__WORK INSTRUCTIONS__.
From the material beneath, pull every line with the word "highlighted".
*** Opening RECORD EXCERPTS ***
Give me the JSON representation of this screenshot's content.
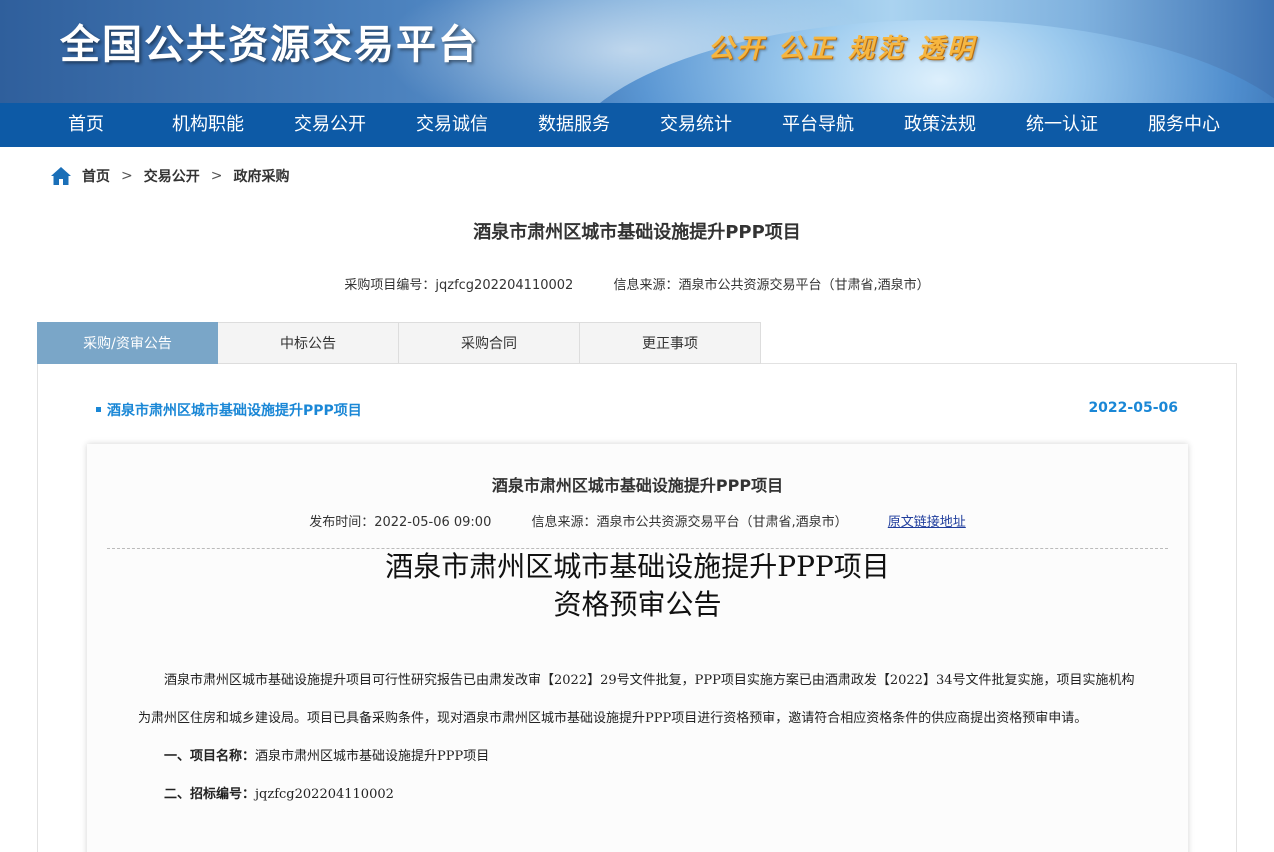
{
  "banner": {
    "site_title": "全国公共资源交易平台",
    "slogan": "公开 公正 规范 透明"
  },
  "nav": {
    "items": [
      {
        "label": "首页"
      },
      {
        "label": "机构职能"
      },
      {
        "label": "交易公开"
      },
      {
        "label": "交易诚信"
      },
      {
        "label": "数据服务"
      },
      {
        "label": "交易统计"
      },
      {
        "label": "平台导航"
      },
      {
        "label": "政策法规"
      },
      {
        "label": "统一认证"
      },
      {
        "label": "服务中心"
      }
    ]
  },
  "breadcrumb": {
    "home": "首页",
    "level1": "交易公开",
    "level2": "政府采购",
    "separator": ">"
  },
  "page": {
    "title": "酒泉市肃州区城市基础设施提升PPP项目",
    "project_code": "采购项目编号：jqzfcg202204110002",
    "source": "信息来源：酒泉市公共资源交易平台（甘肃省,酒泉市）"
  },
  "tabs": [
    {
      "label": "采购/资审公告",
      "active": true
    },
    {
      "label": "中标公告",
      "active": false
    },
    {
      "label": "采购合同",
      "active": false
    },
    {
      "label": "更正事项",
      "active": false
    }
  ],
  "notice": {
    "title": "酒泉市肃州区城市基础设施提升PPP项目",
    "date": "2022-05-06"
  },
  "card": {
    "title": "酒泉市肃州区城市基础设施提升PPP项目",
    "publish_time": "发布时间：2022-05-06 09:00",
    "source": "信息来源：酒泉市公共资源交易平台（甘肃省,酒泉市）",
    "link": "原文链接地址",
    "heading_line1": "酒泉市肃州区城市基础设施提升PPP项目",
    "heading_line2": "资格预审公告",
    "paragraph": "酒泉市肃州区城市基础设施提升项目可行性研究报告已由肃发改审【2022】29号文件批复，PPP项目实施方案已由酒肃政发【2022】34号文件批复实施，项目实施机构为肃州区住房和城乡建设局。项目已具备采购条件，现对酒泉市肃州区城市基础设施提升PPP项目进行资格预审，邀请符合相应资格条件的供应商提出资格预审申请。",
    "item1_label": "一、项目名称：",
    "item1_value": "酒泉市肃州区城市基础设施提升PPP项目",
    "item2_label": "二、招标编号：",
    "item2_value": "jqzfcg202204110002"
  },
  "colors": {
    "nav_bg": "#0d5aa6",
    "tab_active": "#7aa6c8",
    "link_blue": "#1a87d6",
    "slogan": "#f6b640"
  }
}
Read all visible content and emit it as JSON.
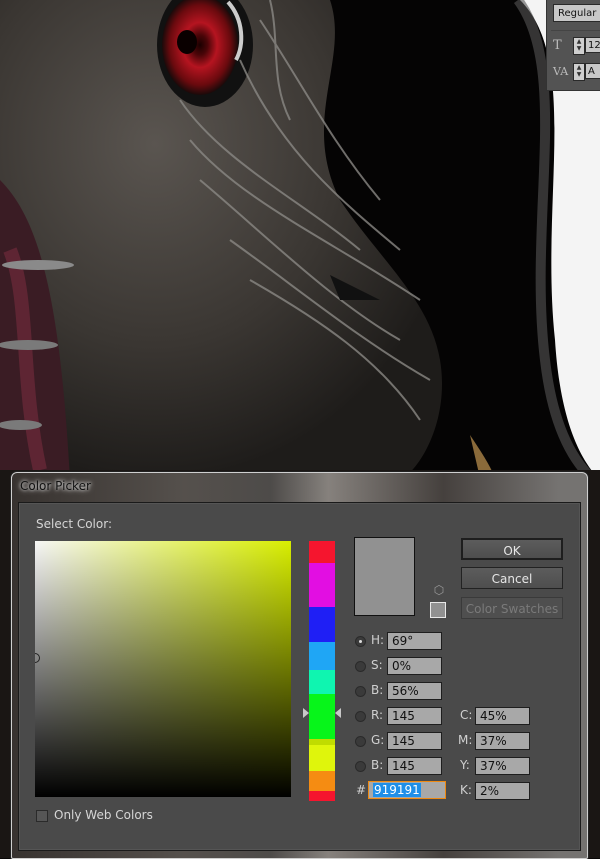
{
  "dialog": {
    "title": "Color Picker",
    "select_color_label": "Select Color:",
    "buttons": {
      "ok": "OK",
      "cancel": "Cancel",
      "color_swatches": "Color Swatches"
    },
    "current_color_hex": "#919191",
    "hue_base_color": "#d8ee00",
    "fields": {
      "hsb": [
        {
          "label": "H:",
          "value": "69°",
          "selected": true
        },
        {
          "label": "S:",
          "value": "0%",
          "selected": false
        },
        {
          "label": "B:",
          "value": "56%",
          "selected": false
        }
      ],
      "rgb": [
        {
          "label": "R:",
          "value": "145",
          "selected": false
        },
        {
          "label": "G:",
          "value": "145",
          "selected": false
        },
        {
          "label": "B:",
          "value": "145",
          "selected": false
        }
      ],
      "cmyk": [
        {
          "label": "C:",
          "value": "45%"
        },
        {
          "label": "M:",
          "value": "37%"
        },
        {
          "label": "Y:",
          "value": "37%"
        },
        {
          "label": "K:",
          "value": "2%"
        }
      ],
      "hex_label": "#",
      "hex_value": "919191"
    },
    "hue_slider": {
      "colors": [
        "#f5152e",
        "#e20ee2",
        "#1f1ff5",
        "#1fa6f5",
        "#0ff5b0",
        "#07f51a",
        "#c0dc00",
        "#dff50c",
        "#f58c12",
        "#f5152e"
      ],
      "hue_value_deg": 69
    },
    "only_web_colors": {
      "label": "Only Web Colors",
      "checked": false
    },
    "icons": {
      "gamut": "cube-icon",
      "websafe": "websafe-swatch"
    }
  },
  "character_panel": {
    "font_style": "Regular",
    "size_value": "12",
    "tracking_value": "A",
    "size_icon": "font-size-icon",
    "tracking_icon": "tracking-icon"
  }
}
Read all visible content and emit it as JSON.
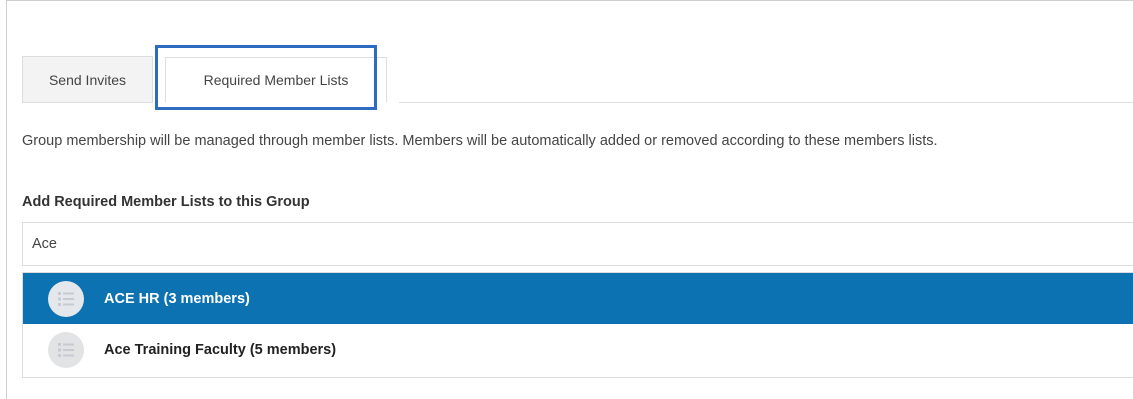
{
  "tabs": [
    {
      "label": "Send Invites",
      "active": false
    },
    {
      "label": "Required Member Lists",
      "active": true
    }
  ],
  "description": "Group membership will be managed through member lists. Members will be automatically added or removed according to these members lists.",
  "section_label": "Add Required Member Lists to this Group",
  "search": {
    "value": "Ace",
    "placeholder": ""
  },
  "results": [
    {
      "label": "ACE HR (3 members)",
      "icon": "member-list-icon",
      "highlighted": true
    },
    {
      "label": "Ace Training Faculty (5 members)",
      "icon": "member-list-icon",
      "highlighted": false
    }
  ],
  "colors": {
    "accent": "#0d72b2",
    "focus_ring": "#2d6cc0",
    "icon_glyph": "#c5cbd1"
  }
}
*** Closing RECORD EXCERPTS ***
__SOLUTION BELOW__.
      "highlighted": true
      "highlighted": false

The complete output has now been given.